PROBLEM STATEMENT » Pick out the lines in the listing below that contain the word "icon" and copy them.

___ RECORDS FOR THE EXERCISE ___

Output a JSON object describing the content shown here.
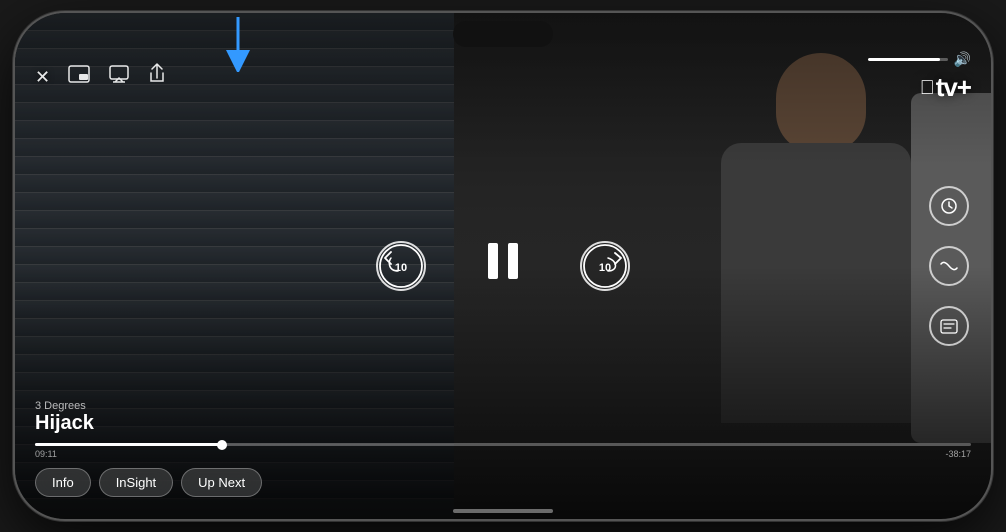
{
  "phone": {
    "title": "iPhone"
  },
  "video": {
    "show_season": "3 Degrees",
    "show_title": "Hijack",
    "time_elapsed": "09:11",
    "time_remaining": "-38:17",
    "progress_percent": 20,
    "volume_percent": 90
  },
  "controls": {
    "close_label": "✕",
    "pip_label": "⊡",
    "airplay_label": "⬜",
    "share_label": "⬆",
    "skip_back_seconds": "10",
    "skip_fwd_seconds": "10",
    "pause_label": "⏸",
    "volume_label": "🔊",
    "appletv_label": "tv+",
    "apple_symbol": ""
  },
  "bottom_buttons": [
    {
      "id": "info",
      "label": "Info"
    },
    {
      "id": "insight",
      "label": "InSight"
    },
    {
      "id": "up-next",
      "label": "Up Next"
    }
  ],
  "right_controls": [
    {
      "id": "speed",
      "label": "⏱",
      "icon": "speedometer-icon"
    },
    {
      "id": "audio",
      "label": "〜",
      "icon": "audio-wave-icon"
    },
    {
      "id": "subtitles",
      "label": "💬",
      "icon": "subtitles-icon"
    }
  ],
  "annotation": {
    "arrow_color": "#3399ff",
    "arrow_label": "AirPlay button indicator"
  }
}
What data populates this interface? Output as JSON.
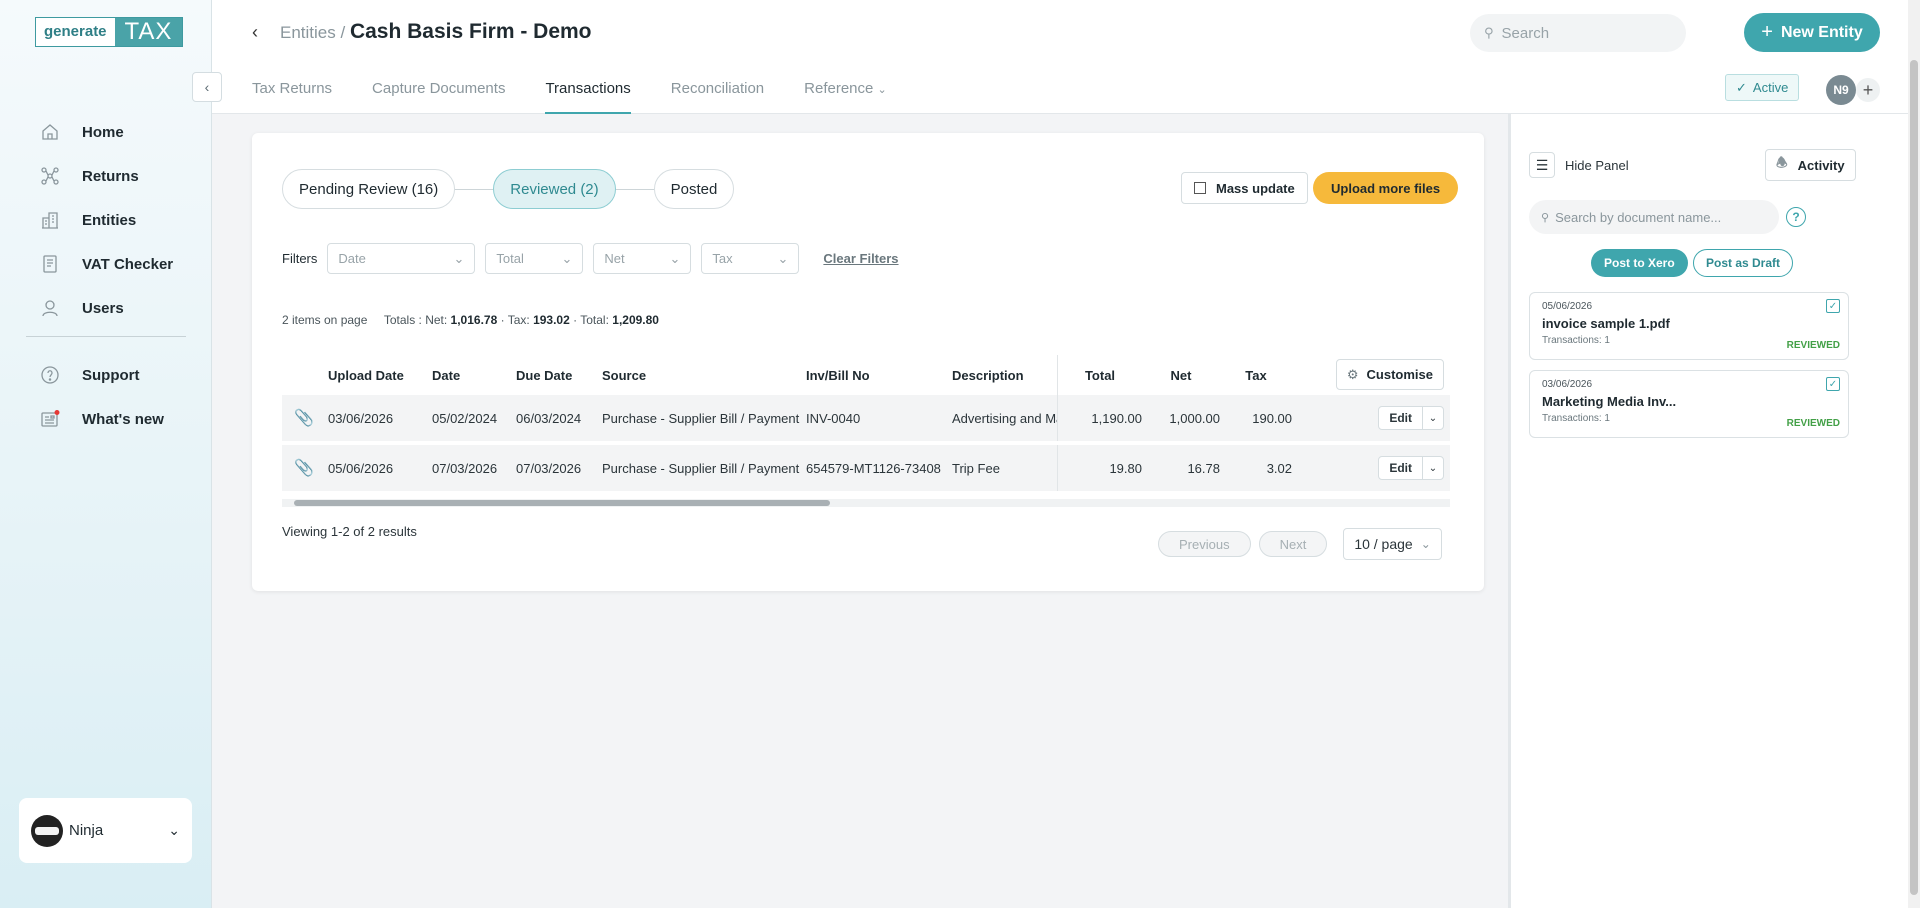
{
  "logo": {
    "part1": "generate",
    "part2": "TAX"
  },
  "sidebar": {
    "items": [
      {
        "label": "Home",
        "icon": "home-icon"
      },
      {
        "label": "Returns",
        "icon": "returns-icon"
      },
      {
        "label": "Entities",
        "icon": "building-icon"
      },
      {
        "label": "VAT Checker",
        "icon": "document-icon"
      },
      {
        "label": "Users",
        "icon": "user-icon"
      }
    ],
    "secondary": [
      {
        "label": "Support",
        "icon": "help-icon"
      },
      {
        "label": "What's new",
        "icon": "news-icon"
      }
    ],
    "user": {
      "name": "Ninja"
    }
  },
  "header": {
    "crumb_parent": "Entities /",
    "title": "Cash Basis Firm - Demo",
    "search_placeholder": "Search",
    "new_entity": "New Entity",
    "status": "Active",
    "user_initials": "N9",
    "tabs": [
      "Tax Returns",
      "Capture Documents",
      "Transactions",
      "Reconciliation",
      "Reference"
    ]
  },
  "main": {
    "pills": {
      "pending_label": "Pending Review",
      "pending_count": "(16)",
      "reviewed_label": "Reviewed",
      "reviewed_count": "(2)",
      "posted_label": "Posted"
    },
    "mass_update": "Mass update",
    "upload_more": "Upload more files",
    "filters_label": "Filters",
    "filters": [
      "Date",
      "Total",
      "Net",
      "Tax"
    ],
    "clear_filters": "Clear Filters",
    "totals": {
      "items": "2 items on page",
      "net_label": "Totals : Net:",
      "net": "1,016.78",
      "tax_label": "· Tax:",
      "tax": "193.02",
      "total_label": "· Total:",
      "total": "1,209.80"
    },
    "columns": [
      "Upload Date",
      "Date",
      "Due Date",
      "Source",
      "Inv/Bill No",
      "Description",
      "Total",
      "Net",
      "Tax"
    ],
    "customise": "Customise",
    "rows": [
      {
        "upload": "03/06/2026",
        "date": "05/02/2024",
        "due": "06/03/2024",
        "source": "Purchase - Supplier Bill / Payment",
        "inv": "INV-0040",
        "desc": "Advertising and Marketing",
        "total": "1,190.00",
        "net": "1,000.00",
        "tax": "190.00"
      },
      {
        "upload": "05/06/2026",
        "date": "07/03/2026",
        "due": "07/03/2026",
        "source": "Purchase - Supplier Bill / Payment",
        "inv": "654579-MT1126-73408",
        "desc": "Trip Fee",
        "total": "19.80",
        "net": "16.78",
        "tax": "3.02"
      }
    ],
    "edit_label": "Edit",
    "viewing": "Viewing 1-2 of 2 results",
    "previous": "Previous",
    "next": "Next",
    "per_page": "10 / page"
  },
  "panel": {
    "hide_panel": "Hide Panel",
    "activity": "Activity",
    "search_placeholder": "Search by document name...",
    "post_xero": "Post to Xero",
    "post_draft": "Post as Draft",
    "docs": [
      {
        "date": "05/06/2026",
        "name": "invoice sample 1.pdf",
        "tx": "Transactions: 1",
        "status": "REVIEWED"
      },
      {
        "date": "03/06/2026",
        "name": "Marketing Media Inv...",
        "tx": "Transactions: 1",
        "status": "REVIEWED"
      }
    ]
  },
  "colors": {
    "accent": "#3fa6ad",
    "upload": "#f6b93b",
    "reviewed": "#43a047"
  }
}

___

REPLY TO THE TASK »
      "icon": "speedometer-icon"
      "icon": "audio-wave-icon"
      "icon": "subtitles-icon"
        "icon": "home-icon"
        "icon": "returns-icon"
        "icon": "building-icon"
        "icon": "document-icon"
        "icon": "user-icon"
        "icon": "help-icon"
        "icon": "news-icon"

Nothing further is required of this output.